### [PROBLEM DESCRIPTION]
Every entry, from the first to the last, should be written out exactly.
(RECORDS SHOWN begins)
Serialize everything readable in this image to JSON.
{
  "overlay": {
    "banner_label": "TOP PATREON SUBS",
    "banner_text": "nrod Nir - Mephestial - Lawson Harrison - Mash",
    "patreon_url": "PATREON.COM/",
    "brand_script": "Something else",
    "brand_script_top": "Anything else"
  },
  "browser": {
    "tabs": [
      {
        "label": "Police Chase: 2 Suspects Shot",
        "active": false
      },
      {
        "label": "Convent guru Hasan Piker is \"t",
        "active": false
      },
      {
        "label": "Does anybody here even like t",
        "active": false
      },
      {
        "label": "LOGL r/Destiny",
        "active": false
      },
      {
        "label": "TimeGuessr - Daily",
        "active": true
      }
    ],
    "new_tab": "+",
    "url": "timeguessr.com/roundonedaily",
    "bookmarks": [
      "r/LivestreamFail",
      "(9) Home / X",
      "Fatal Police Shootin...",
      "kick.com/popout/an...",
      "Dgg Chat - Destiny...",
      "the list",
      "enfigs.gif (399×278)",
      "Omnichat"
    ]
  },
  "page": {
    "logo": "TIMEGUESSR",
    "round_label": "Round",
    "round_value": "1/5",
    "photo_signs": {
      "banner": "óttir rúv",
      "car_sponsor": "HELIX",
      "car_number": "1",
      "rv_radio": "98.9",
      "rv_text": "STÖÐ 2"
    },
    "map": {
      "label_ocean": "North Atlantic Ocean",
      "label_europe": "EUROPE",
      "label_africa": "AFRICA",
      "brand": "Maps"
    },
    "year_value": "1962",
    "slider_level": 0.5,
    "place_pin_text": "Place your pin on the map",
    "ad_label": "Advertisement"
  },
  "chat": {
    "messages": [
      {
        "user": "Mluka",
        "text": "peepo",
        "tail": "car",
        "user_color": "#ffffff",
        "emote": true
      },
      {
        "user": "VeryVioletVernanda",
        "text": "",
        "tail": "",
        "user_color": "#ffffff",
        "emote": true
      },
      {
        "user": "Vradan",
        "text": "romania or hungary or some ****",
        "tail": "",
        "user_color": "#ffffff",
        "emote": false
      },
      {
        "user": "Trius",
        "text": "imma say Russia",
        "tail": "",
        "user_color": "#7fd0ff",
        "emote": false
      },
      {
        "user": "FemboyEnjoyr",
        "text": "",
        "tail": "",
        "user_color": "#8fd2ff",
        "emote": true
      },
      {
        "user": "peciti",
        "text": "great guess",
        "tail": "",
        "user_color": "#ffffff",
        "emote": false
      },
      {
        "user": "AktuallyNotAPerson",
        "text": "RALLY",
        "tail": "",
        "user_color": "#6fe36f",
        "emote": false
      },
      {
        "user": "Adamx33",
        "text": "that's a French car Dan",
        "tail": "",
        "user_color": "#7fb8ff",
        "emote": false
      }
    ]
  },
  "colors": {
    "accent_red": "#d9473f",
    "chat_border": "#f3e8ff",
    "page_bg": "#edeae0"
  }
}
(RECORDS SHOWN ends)
### [EXERCISE SOLUTION]
Serialize everything readable in this image to JSON.
{
  "overlay": {
    "banner_label": "TOP PATREON SUBS",
    "banner_text": "nrod Nir - Mephestial - Lawson Harrison - Mash",
    "patreon_url": "PATREON.COM/",
    "brand_script": "Something else",
    "brand_script_top": "Anything else"
  },
  "browser": {
    "tabs": [
      {
        "label": "Police Chase: 2 Suspects Shot",
        "active": false
      },
      {
        "label": "Convent guru Hasan Piker is \"t",
        "active": false
      },
      {
        "label": "Does anybody here even like t",
        "active": false
      },
      {
        "label": "LOGL r/Destiny",
        "active": false
      },
      {
        "label": "TimeGuessr - Daily",
        "active": true
      }
    ],
    "new_tab": "+",
    "url": "timeguessr.com/roundonedaily",
    "bookmarks": [
      "r/LivestreamFail",
      "(9) Home / X",
      "Fatal Police Shootin...",
      "kick.com/popout/an...",
      "Dgg Chat - Destiny...",
      "the list",
      "enfigs.gif (399×278)",
      "Omnichat"
    ]
  },
  "page": {
    "logo": "TIMEGUESSR",
    "round_label": "Round",
    "round_value": "1/5",
    "photo_signs": {
      "banner": "óttir rúv",
      "car_sponsor": "HELIX",
      "car_number": "1",
      "rv_radio": "98.9",
      "rv_text": "STÖÐ 2"
    },
    "map": {
      "label_ocean": "North Atlantic Ocean",
      "label_europe": "EUROPE",
      "label_africa": "AFRICA",
      "brand": "Maps"
    },
    "year_value": "1962",
    "slider_level": 0.5,
    "place_pin_text": "Place your pin on the map",
    "ad_label": "Advertisement"
  },
  "chat": {
    "messages": [
      {
        "user": "Mluka",
        "text": "peepo",
        "tail": "car",
        "user_color": "#ffffff",
        "emote": true
      },
      {
        "user": "VeryVioletVernanda",
        "text": "",
        "tail": "",
        "user_color": "#ffffff",
        "emote": true
      },
      {
        "user": "Vradan",
        "text": "romania or hungary or some ****",
        "tail": "",
        "user_color": "#ffffff",
        "emote": false
      },
      {
        "user": "Trius",
        "text": "imma say Russia",
        "tail": "",
        "user_color": "#7fd0ff",
        "emote": false
      },
      {
        "user": "FemboyEnjoyr",
        "text": "",
        "tail": "",
        "user_color": "#8fd2ff",
        "emote": true
      },
      {
        "user": "peciti",
        "text": "great guess",
        "tail": "",
        "user_color": "#ffffff",
        "emote": false
      },
      {
        "user": "AktuallyNotAPerson",
        "text": "RALLY",
        "tail": "",
        "user_color": "#6fe36f",
        "emote": false
      },
      {
        "user": "Adamx33",
        "text": "that's a French car Dan",
        "tail": "",
        "user_color": "#7fb8ff",
        "emote": false
      }
    ]
  },
  "colors": {
    "accent_red": "#d9473f",
    "chat_border": "#f3e8ff",
    "page_bg": "#edeae0"
  }
}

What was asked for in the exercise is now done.